--- Your objective ---
The answer must be every line from the entries below that contains "Cumplimiento".

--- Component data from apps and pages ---
++++

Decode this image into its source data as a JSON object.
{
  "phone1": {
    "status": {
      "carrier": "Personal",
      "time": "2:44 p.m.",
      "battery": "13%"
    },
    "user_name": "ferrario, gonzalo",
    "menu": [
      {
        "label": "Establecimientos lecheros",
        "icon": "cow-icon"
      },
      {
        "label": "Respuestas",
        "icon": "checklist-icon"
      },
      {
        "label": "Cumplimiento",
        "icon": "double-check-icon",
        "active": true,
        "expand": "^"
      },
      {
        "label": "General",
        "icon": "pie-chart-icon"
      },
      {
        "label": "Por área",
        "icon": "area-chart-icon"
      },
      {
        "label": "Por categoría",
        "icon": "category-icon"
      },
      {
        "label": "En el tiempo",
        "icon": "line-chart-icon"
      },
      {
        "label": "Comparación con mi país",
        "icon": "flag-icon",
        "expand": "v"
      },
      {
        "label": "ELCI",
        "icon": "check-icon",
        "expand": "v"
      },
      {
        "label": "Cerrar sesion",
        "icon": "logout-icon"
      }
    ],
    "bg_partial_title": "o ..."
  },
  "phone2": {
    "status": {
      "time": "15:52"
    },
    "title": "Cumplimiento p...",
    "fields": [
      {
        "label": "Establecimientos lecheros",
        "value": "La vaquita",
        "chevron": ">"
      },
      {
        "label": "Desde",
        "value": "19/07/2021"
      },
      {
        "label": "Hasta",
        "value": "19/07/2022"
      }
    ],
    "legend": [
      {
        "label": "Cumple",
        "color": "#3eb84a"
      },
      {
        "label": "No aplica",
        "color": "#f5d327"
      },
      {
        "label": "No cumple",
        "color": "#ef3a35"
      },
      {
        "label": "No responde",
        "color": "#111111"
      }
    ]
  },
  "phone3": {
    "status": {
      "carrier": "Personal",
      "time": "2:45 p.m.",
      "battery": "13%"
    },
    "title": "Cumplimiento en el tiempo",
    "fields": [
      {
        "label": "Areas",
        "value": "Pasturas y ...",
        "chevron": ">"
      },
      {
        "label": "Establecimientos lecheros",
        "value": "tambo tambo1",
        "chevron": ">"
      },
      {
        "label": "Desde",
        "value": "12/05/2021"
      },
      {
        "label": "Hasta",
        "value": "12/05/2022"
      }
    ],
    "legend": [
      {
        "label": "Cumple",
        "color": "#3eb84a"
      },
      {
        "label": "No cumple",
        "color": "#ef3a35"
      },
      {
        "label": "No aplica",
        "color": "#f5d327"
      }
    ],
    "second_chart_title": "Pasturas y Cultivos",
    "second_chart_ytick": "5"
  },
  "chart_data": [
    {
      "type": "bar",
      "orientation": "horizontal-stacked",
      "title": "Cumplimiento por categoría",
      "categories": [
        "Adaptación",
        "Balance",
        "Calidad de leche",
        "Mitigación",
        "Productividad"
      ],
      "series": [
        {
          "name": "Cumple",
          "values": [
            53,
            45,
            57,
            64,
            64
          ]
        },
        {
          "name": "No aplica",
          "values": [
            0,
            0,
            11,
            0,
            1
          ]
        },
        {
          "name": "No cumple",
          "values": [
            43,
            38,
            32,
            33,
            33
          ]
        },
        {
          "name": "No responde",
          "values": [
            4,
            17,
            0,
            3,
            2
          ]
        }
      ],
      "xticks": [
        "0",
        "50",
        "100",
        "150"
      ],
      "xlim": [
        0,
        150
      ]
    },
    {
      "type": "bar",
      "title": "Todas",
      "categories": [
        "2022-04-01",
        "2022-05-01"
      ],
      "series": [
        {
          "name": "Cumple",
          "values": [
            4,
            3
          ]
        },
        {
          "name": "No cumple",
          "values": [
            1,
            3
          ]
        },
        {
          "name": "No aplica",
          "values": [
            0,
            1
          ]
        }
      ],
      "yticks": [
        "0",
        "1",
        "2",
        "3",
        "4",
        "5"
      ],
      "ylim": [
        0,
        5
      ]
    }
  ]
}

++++

--- Exercise output ---
        "label": "Cumplimiento",
    "title": "Cumplimiento p...",
    "title": "Cumplimiento en el tiempo",
      "title": "Cumplimiento por categoría",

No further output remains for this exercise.